The first few baby steps with the Amar Chitra kathas led to Archie’s, Tintin, Phantom and then my first novel—of course, Enid Blyton—the blue dragon, the green dragon, the yellow and then the red series indicating that that particular Enid Blyton was for the elder kids. Hardy Boys followed, and then Nancy drew. Perry Mason, Sherlock Holmes, Arthur Hailey, and who can forget the most important book for the teenage girl—the Mills & Boons series... we girls used to be hopelessly lost and come out starry-eyed after reading those Mills & Boons. The classics were not spared with the reading of Emily Bronte, Jane Austen, Charles Dickens, Somerset Maugham, Pearl.S.Buck and then later 'adult' books like Harold Robbins, Sidney Sheldon. The passion for reading was such that the newspaper that the samosa- seller used to wrap the samosas in wasn’t thrown away until we ensured that there really wasn’t anything worth reading on it.

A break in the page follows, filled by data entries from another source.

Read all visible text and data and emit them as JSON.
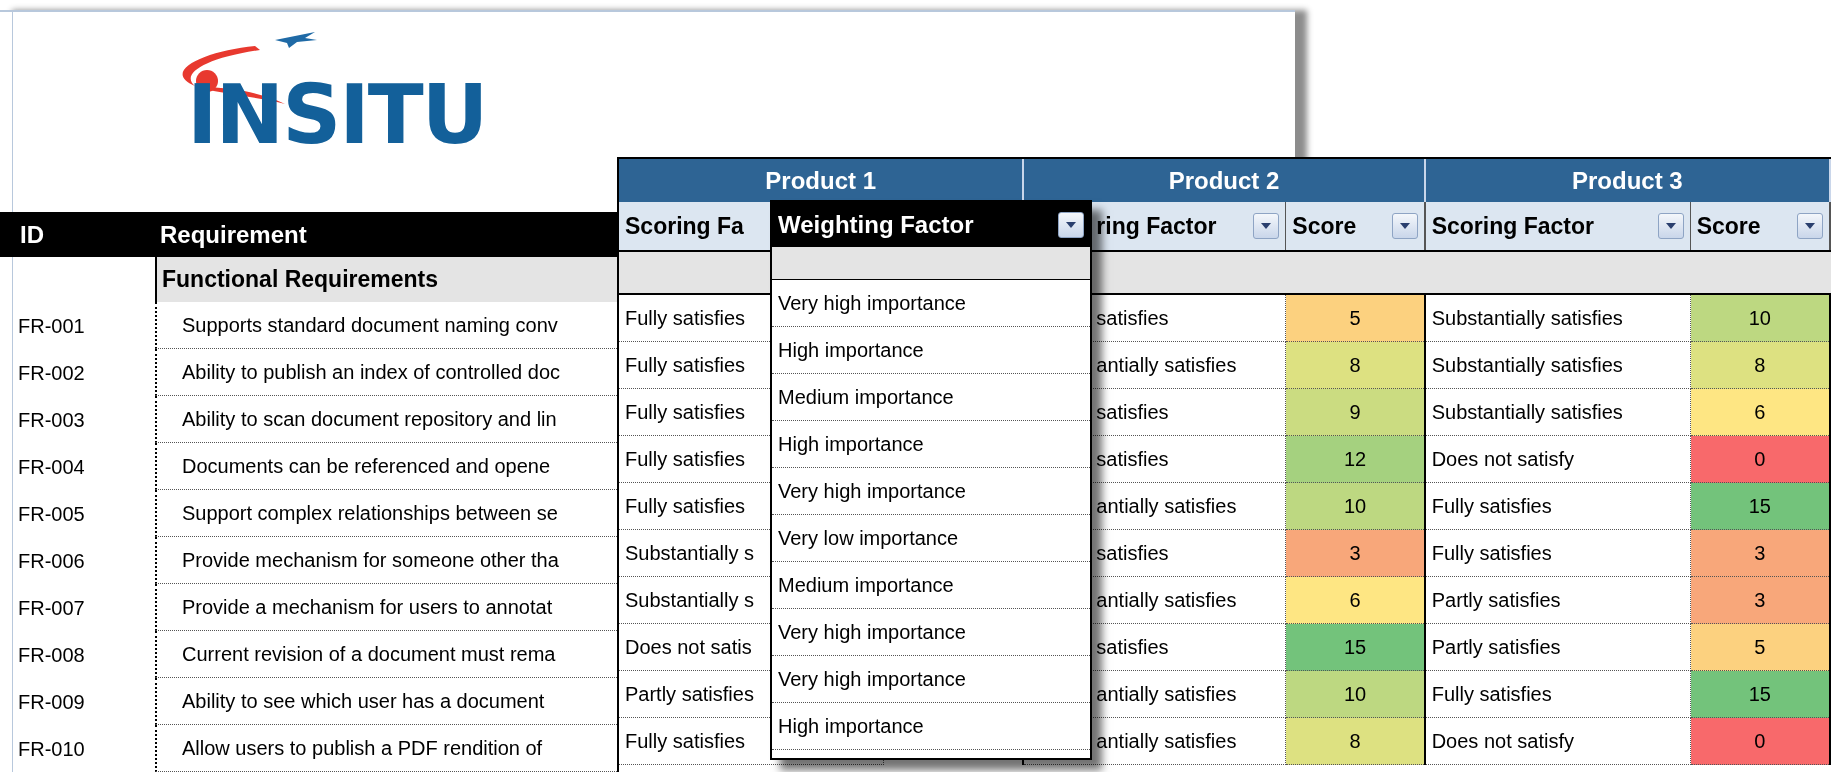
{
  "logo": {
    "text": "INSITU"
  },
  "requirements_table": {
    "columns": [
      "ID",
      "Requirement"
    ],
    "section": "Functional Requirements",
    "rows": [
      {
        "id": "FR-001",
        "requirement": "Supports standard document naming conv"
      },
      {
        "id": "FR-002",
        "requirement": "Ability to publish an index of controlled doc"
      },
      {
        "id": "FR-003",
        "requirement": "Ability to scan document repository and lin"
      },
      {
        "id": "FR-004",
        "requirement": "Documents can be referenced and opene"
      },
      {
        "id": "FR-005",
        "requirement": "Support complex relationships between se"
      },
      {
        "id": "FR-006",
        "requirement": "Provide mechanism for someone other tha"
      },
      {
        "id": "FR-007",
        "requirement": "Provide a mechanism for users to annotat"
      },
      {
        "id": "FR-008",
        "requirement": "Current revision of a document must rema"
      },
      {
        "id": "FR-009",
        "requirement": "Ability to see which user has a document"
      },
      {
        "id": "FR-010",
        "requirement": "Allow users to publish a PDF rendition of"
      }
    ]
  },
  "products_table": {
    "products": [
      {
        "name": "Product 1",
        "columns": [
          "Scoring Fa"
        ],
        "rows": [
          {
            "scoring_factor": "Fully satisfies"
          },
          {
            "scoring_factor": "Fully satisfies"
          },
          {
            "scoring_factor": "Fully satisfies"
          },
          {
            "scoring_factor": "Fully satisfies"
          },
          {
            "scoring_factor": "Fully satisfies"
          },
          {
            "scoring_factor": "Substantially s"
          },
          {
            "scoring_factor": "Substantially s"
          },
          {
            "scoring_factor": "Does not satis"
          },
          {
            "scoring_factor": "Partly satisfies"
          },
          {
            "scoring_factor": "Fully satisfies"
          }
        ]
      },
      {
        "name": "Product 2",
        "columns": [
          "ring Factor",
          "Score"
        ],
        "rows": [
          {
            "scoring_factor": "satisfies",
            "score": "5",
            "color": "#fcd17f"
          },
          {
            "scoring_factor": "antially satisfies",
            "score": "8",
            "color": "#dde181"
          },
          {
            "scoring_factor": "satisfies",
            "score": "9",
            "color": "#cbdc81"
          },
          {
            "scoring_factor": "satisfies",
            "score": "12",
            "color": "#a5d17f"
          },
          {
            "scoring_factor": "antially satisfies",
            "score": "10",
            "color": "#bdd881"
          },
          {
            "scoring_factor": "satisfies",
            "score": "3",
            "color": "#f8a77a"
          },
          {
            "scoring_factor": "antially satisfies",
            "score": "6",
            "color": "#fee683"
          },
          {
            "scoring_factor": "satisfies",
            "score": "15",
            "color": "#73c37b"
          },
          {
            "scoring_factor": "antially satisfies",
            "score": "10",
            "color": "#bdd881"
          },
          {
            "scoring_factor": "antially satisfies",
            "score": "8",
            "color": "#dde181"
          }
        ]
      },
      {
        "name": "Product 3",
        "columns": [
          "Scoring Factor",
          "Score"
        ],
        "rows": [
          {
            "scoring_factor": "Substantially satisfies",
            "score": "10",
            "color": "#bdd881"
          },
          {
            "scoring_factor": "Substantially satisfies",
            "score": "8",
            "color": "#dde181"
          },
          {
            "scoring_factor": "Substantially satisfies",
            "score": "6",
            "color": "#fee683"
          },
          {
            "scoring_factor": "Does not satisfy",
            "score": "0",
            "color": "#f8696b"
          },
          {
            "scoring_factor": "Fully satisfies",
            "score": "15",
            "color": "#73c37b"
          },
          {
            "scoring_factor": "Fully satisfies",
            "score": "3",
            "color": "#f8a77a"
          },
          {
            "scoring_factor": "Partly satisfies",
            "score": "3",
            "color": "#f8a77a"
          },
          {
            "scoring_factor": "Partly satisfies",
            "score": "5",
            "color": "#fcd17f"
          },
          {
            "scoring_factor": "Fully satisfies",
            "score": "15",
            "color": "#73c37b"
          },
          {
            "scoring_factor": "Does not satisfy",
            "score": "0",
            "color": "#f8696b"
          }
        ]
      }
    ]
  },
  "weighting_popup": {
    "header": "Weighting Factor",
    "items": [
      "Very high importance",
      "High importance",
      "Medium importance",
      "High importance",
      "Very high importance",
      "Very low importance",
      "Medium importance",
      "Very high importance",
      "Very high importance",
      "High importance"
    ]
  }
}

In the later years, I read Taslima Nasrin, Kushwant Singh, John Grisham, Salman Rushdie and even Shobbaa De (!!!)

The books that have made an impact are:
1, The Scarlet Pimpernel by Baroness Emmuska Orczy
2. Roots by Alex Hailey
3. The Good Earth by Pearl.S.Buck
4. The Bourne Identity by Robert Ludlum
5. Carpetbaggers By Harold Robbins

After marriage I was again in a small township with its own infrastructure and you guessed it… with its own well -equipped library! For someone as passionate about reading as I, that was a God-sent gift. My job required me to travel 3 kms and with no traffic, a 10 min drive. If I left home at 8 am, I was back by 4:30 pm. And that left me plenty of time to read…at least one novel a week.

In Hyderabad, I travel 60 kms each day to and from work taking around 4 1/2 hours to travel and very little time to read and enjoy books like I used to. And for the first time in my life I am distanced from a regular supply of books from a library. Human beings adapt and that’s what I did too.Books were replaced by online reading. All the classics are available online and that’s how I finished reading ALL short stories and novels written by my favorite author— the inimitable PG Wodehouse!

These days I have discovered the world of blogs and find many interesting blogs to read...each of them displaying such different genres of writing. The skewed laptop screen has replaced the book in bed and I curl up with it now reading all those blogs.The medium has changed but the habit stays on...hopefully never to be cured. :)

PS:I still have with me all those Amar Chitra Kathas  read in my childhood. :)


Unknown said...

All what u write seems s if i am living my yester years again. Quite similar. I too was broguht up in a Defence factory estate. We used to read what came to our hands, Amar chitra katha, indrajal comics, encyclopedia britanicca (20-30 volumes).. all we read cutting our play time too. after school books when we sleep we used to keep the books inside our chadhars and with a torch on.. for my father these extra books were the biggest enemy. Mom used to catch us but then she used to leave us realsing what we were reading. Opening fathers transistor radio and hes time piece used to fun, challenge and adventure too.. train journey even now i really long to go in. kerala exp the 36 hrs all stations and even trees and landmarks all very clear in mind!! calculating speed of train based on the junction point or the sound that its wheel makes, were all fun indeed.. the writings bring back fond and your inner meories that you would otherwise have preserved deep in your self. noone today may have the same feelings and thrills to see the step by step improvement and revolution of technology .. songs, CD/tapes, internet, mobile .. really feel great to see there are so many like you who have these preserved inside them.. Blogs are really great.. Do keep writing.. try writing books .. small stories books or short stories like Tagore for children.. you are remarkable in your expressions. if you wish contact me at Best wishes.. Jay